I think this is where design-driven approach and consumer insight are critical. If you are able to define the right product from the beginning and get it right from the first iteration, then the speed and cost of developing hardware can be quite low.

Early on, we had designed and built our first electric motorcycle — the most advanced electric motorcycle ever built at the time — but it was still not directly competitive with top combustion options. If we had followed conventional wisdom, we would have launched the product anyway to get feedback. Instead, we revisited the design and the technology, pushing both another leap forward before making the investment in commercialization. I think our current results show that we got it right, but without the close understanding of the customer and market, we would have gone to market early, and that would have been a very expensive mistake.

Electric vehicles are gaining more acceptance by mainstream consumers. How do you see the market changing over the next five years?

The transportation market is shifting away from heavyweight highway vehicles to lightweight vehicles, a trend that is being shaped by two elements: urbanization and the rise in on-demand transportation services such as Uber and Lyft.

Almost all population growth worldwide is urban. In 2012, 50 percent of the world’s population was living in urban settings. By 2030, that figure will likely be 70 percent or more.
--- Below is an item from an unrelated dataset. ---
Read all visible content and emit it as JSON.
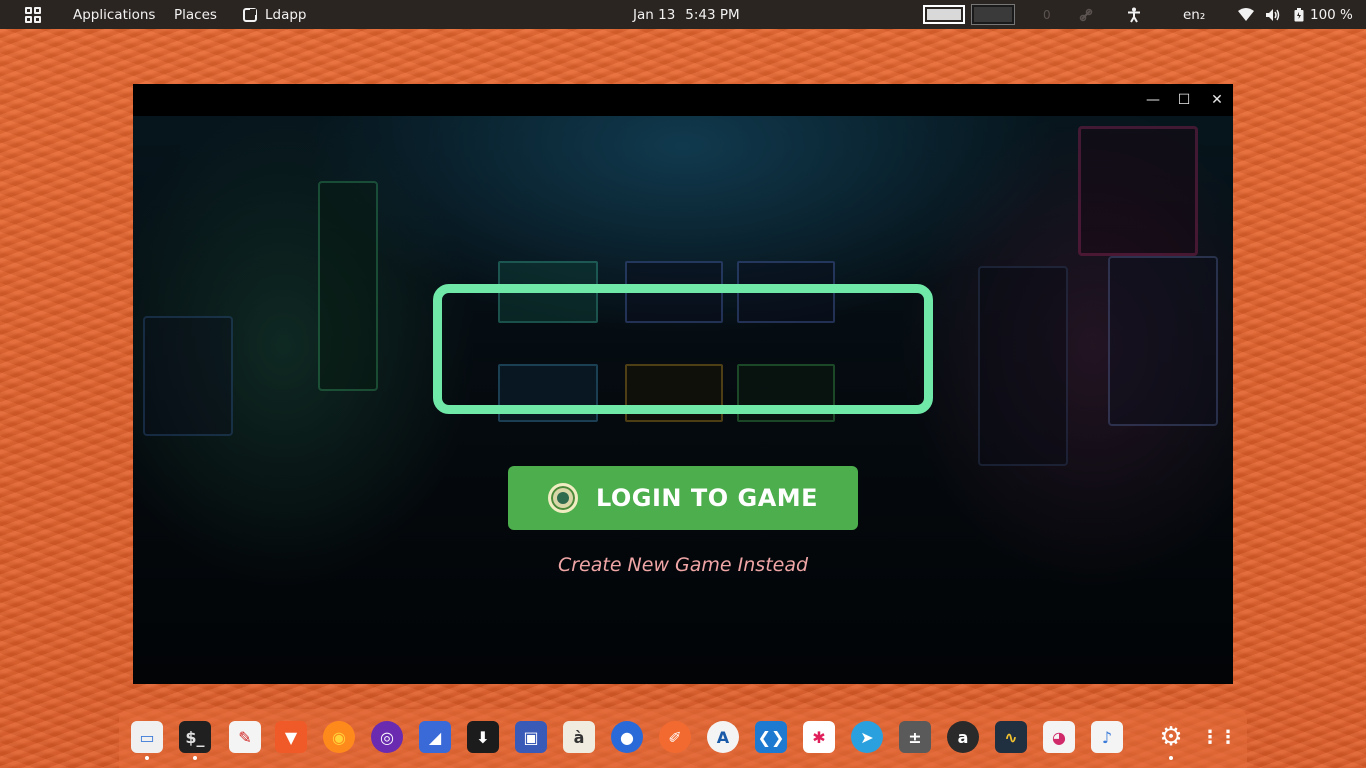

Traditional car ownership isn’t practical anymore because of urban density. Secondly, with the increasing use of transportation services, vehicles can be sized for shorter trips such as grocery store runs rather than unusual ones, like an annual family road trip.

What’s exciting for Alta is that the powertrain that works for traditional highway vehicles doesn’t necessarily work well for lightweight vehicles such as motorcycles. Automotive tech is generally too complex, expensive and massive. The demands of lightweight vehicles — simple, compact and in the right power range — have been largely overlooked until now.

The technology that we’ve developed is optimized for those applications. Motorcycles are always going to be a core part of our DNA, but the opportunity is too big and broad for us to stay narrow. So, we are developing products based on our technology for other segments of transportation beyond motorcycling. As the market continues to evolve, we plan to keep our fingers on the pulse of what consumers want and will continue to innovate.

The information in this article is presented as-is.

© First Republic Bank 2018

Related Content

Connect with us

Your dedicated team is ready to serve you and looks forward to speaking with you about your tech banking needs.

Get started

You're now leaving First Republic.

By clicking Continue, you will be entering a third-party website. First Republic is not responsible for the content, links, privacy policy or security policy of this website.